───── DATASET EXTRACT

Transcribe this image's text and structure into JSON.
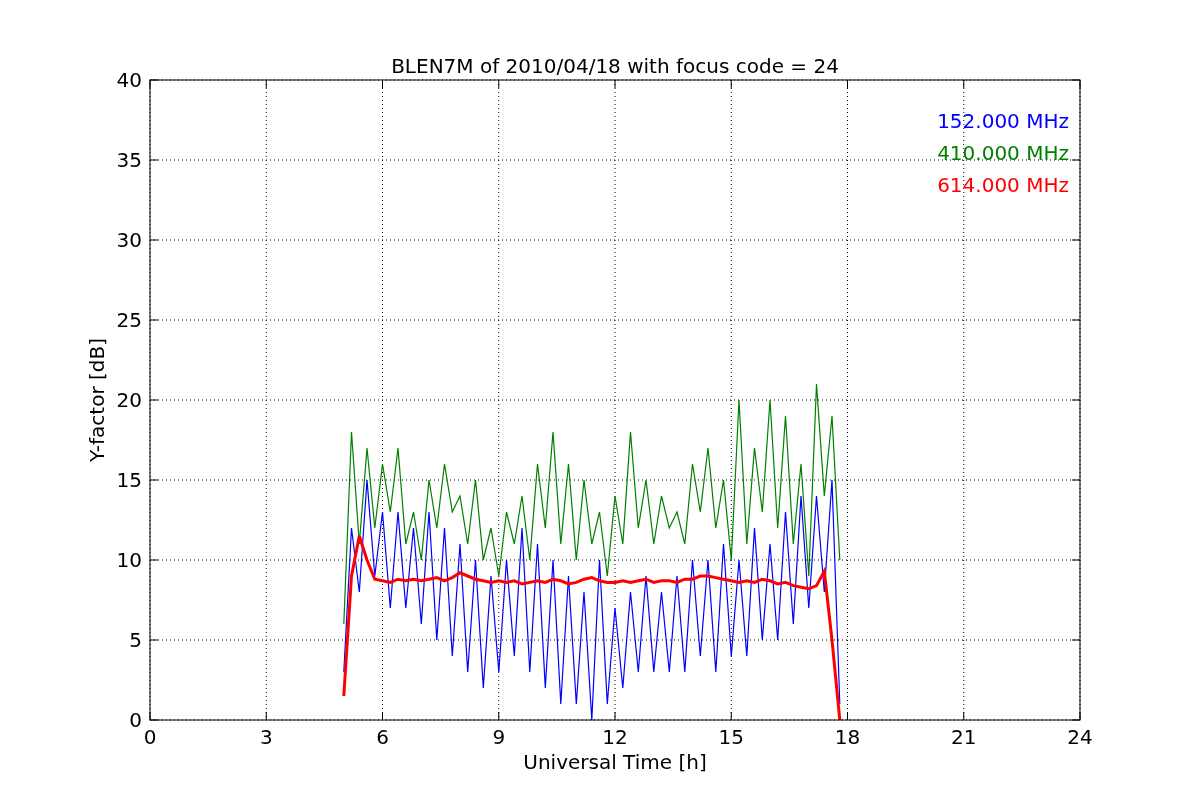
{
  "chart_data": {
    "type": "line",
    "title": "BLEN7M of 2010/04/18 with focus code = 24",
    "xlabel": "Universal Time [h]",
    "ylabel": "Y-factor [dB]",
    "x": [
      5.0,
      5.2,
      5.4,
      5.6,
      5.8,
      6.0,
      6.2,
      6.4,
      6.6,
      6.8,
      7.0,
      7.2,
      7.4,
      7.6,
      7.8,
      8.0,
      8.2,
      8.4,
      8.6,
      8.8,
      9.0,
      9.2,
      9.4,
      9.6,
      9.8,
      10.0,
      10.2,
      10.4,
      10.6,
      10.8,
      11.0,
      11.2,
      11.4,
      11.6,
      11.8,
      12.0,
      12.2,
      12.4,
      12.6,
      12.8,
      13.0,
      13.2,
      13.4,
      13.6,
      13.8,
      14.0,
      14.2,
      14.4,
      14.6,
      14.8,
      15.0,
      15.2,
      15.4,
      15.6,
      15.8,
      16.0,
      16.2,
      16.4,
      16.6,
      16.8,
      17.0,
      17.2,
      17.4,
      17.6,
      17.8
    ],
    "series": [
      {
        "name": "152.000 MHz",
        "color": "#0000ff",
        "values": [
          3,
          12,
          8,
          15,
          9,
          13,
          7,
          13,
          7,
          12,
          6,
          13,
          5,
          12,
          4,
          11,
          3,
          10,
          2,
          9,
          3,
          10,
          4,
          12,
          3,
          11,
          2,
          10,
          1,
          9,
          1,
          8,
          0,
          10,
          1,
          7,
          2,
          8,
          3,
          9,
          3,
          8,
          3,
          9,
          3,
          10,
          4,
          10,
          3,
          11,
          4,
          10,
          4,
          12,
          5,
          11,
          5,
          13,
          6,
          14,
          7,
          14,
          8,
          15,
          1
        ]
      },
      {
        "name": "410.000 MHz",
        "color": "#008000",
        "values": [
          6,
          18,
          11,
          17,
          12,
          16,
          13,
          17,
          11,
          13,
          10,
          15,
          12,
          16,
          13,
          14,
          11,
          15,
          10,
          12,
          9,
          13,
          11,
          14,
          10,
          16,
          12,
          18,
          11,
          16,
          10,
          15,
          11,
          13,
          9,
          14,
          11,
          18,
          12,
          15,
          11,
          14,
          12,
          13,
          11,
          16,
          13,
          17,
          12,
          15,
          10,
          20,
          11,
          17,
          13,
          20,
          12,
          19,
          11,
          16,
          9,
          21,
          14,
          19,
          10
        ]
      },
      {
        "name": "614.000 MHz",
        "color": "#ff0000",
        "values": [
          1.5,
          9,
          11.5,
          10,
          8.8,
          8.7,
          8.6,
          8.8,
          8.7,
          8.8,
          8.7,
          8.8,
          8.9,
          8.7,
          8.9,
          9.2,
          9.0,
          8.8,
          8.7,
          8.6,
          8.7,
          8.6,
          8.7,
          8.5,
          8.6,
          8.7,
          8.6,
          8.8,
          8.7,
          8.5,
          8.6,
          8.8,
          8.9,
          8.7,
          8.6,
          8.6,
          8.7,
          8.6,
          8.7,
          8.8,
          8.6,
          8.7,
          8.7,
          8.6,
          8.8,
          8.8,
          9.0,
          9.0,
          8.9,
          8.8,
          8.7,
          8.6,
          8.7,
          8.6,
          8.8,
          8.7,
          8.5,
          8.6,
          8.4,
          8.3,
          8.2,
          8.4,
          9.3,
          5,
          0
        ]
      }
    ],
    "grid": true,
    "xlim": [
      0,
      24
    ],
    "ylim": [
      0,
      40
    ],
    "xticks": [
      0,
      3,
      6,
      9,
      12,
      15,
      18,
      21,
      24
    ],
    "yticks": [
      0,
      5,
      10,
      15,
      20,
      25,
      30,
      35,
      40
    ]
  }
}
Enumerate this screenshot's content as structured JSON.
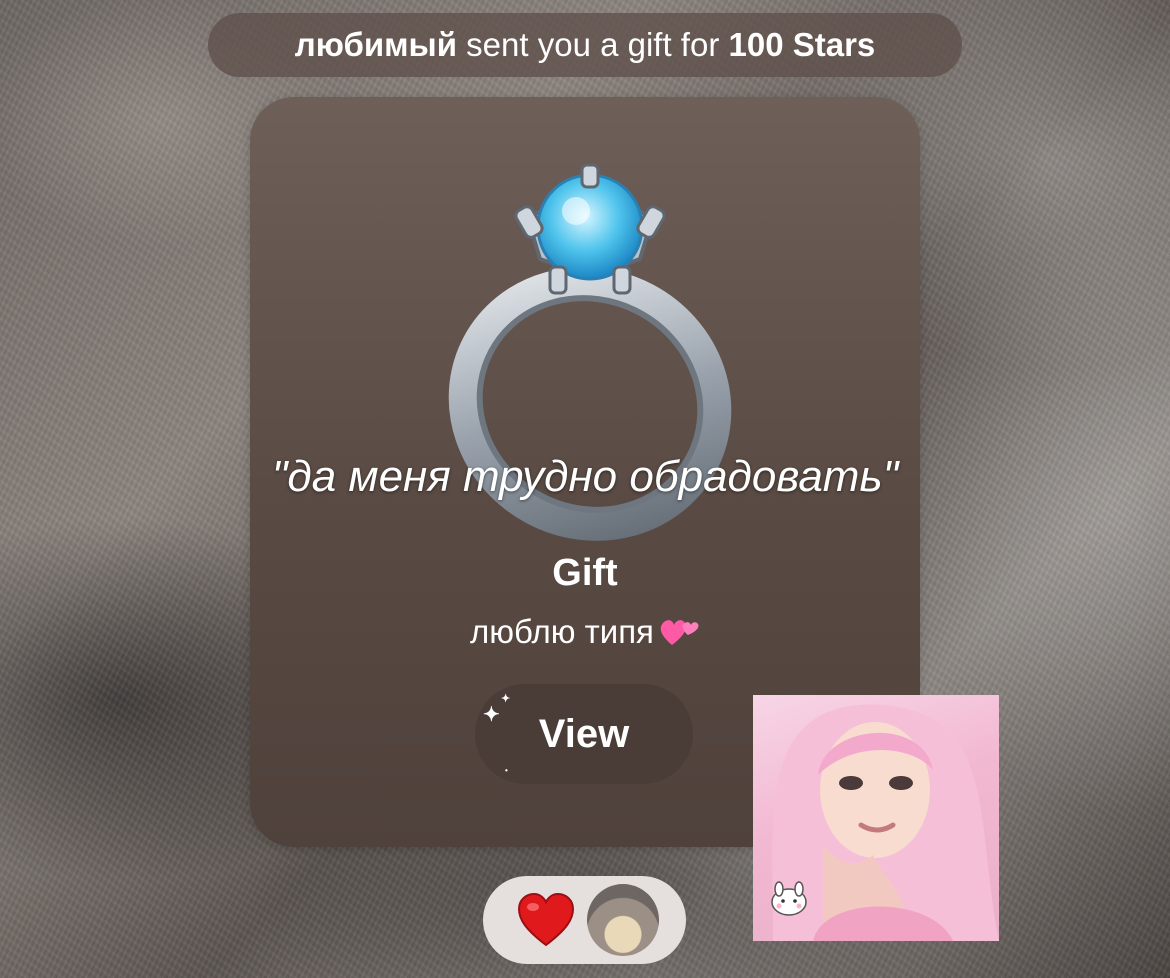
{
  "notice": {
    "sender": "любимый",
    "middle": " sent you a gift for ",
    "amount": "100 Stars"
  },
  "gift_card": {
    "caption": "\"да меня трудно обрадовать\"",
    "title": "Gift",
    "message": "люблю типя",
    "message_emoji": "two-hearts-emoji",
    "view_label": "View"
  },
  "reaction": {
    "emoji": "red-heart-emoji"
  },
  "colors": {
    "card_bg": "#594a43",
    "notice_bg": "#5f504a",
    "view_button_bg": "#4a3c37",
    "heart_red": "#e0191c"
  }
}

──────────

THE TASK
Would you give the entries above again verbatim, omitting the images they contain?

ANSWER BOX
Transcribe this image's text and structure into JSON.
{
  "chart_data": {
    "type": "line",
    "title": "BLEN7M of 2010/04/18 with focus code = 24",
    "xlabel": "Universal Time [h]",
    "ylabel": "Y-factor [dB]",
    "x": [
      5.0,
      5.2,
      5.4,
      5.6,
      5.8,
      6.0,
      6.2,
      6.4,
      6.6,
      6.8,
      7.0,
      7.2,
      7.4,
      7.6,
      7.8,
      8.0,
      8.2,
      8.4,
      8.6,
      8.8,
      9.0,
      9.2,
      9.4,
      9.6,
      9.8,
      10.0,
      10.2,
      10.4,
      10.6,
      10.8,
      11.0,
      11.2,
      11.4,
      11.6,
      11.8,
      12.0,
      12.2,
      12.4,
      12.6,
      12.8,
      13.0,
      13.2,
      13.4,
      13.6,
      13.8,
      14.0,
      14.2,
      14.4,
      14.6,
      14.8,
      15.0,
      15.2,
      15.4,
      15.6,
      15.8,
      16.0,
      16.2,
      16.4,
      16.6,
      16.8,
      17.0,
      17.2,
      17.4,
      17.6,
      17.8
    ],
    "series": [
      {
        "name": "152.000 MHz",
        "color": "#0000ff",
        "values": [
          3,
          12,
          8,
          15,
          9,
          13,
          7,
          13,
          7,
          12,
          6,
          13,
          5,
          12,
          4,
          11,
          3,
          10,
          2,
          9,
          3,
          10,
          4,
          12,
          3,
          11,
          2,
          10,
          1,
          9,
          1,
          8,
          0,
          10,
          1,
          7,
          2,
          8,
          3,
          9,
          3,
          8,
          3,
          9,
          3,
          10,
          4,
          10,
          3,
          11,
          4,
          10,
          4,
          12,
          5,
          11,
          5,
          13,
          6,
          14,
          7,
          14,
          8,
          15,
          1
        ]
      },
      {
        "name": "410.000 MHz",
        "color": "#008000",
        "values": [
          6,
          18,
          11,
          17,
          12,
          16,
          13,
          17,
          11,
          13,
          10,
          15,
          12,
          16,
          13,
          14,
          11,
          15,
          10,
          12,
          9,
          13,
          11,
          14,
          10,
          16,
          12,
          18,
          11,
          16,
          10,
          15,
          11,
          13,
          9,
          14,
          11,
          18,
          12,
          15,
          11,
          14,
          12,
          13,
          11,
          16,
          13,
          17,
          12,
          15,
          10,
          20,
          11,
          17,
          13,
          20,
          12,
          19,
          11,
          16,
          9,
          21,
          14,
          19,
          10
        ]
      },
      {
        "name": "614.000 MHz",
        "color": "#ff0000",
        "values": [
          1.5,
          9,
          11.5,
          10,
          8.8,
          8.7,
          8.6,
          8.8,
          8.7,
          8.8,
          8.7,
          8.8,
          8.9,
          8.7,
          8.9,
          9.2,
          9.0,
          8.8,
          8.7,
          8.6,
          8.7,
          8.6,
          8.7,
          8.5,
          8.6,
          8.7,
          8.6,
          8.8,
          8.7,
          8.5,
          8.6,
          8.8,
          8.9,
          8.7,
          8.6,
          8.6,
          8.7,
          8.6,
          8.7,
          8.8,
          8.6,
          8.7,
          8.7,
          8.6,
          8.8,
          8.8,
          9.0,
          9.0,
          8.9,
          8.8,
          8.7,
          8.6,
          8.7,
          8.6,
          8.8,
          8.7,
          8.5,
          8.6,
          8.4,
          8.3,
          8.2,
          8.4,
          9.3,
          5,
          0
        ]
      }
    ],
    "grid": true,
    "xlim": [
      0,
      24
    ],
    "ylim": [
      0,
      40
    ],
    "xticks": [
      0,
      3,
      6,
      9,
      12,
      15,
      18,
      21,
      24
    ],
    "yticks": [
      0,
      5,
      10,
      15,
      20,
      25,
      30,
      35,
      40
    ]
  }
}
Enumerate this screenshot's content as structured JSON.
{
  "notice": {
    "sender": "любимый",
    "middle": " sent you a gift for ",
    "amount": "100 Stars"
  },
  "gift_card": {
    "caption": "\"да меня трудно обрадовать\"",
    "title": "Gift",
    "message": "люблю типя",
    "message_emoji": "two-hearts-emoji",
    "view_label": "View"
  },
  "reaction": {
    "emoji": "red-heart-emoji"
  },
  "colors": {
    "card_bg": "#594a43",
    "notice_bg": "#5f504a",
    "view_button_bg": "#4a3c37",
    "heart_red": "#e0191c"
  }
}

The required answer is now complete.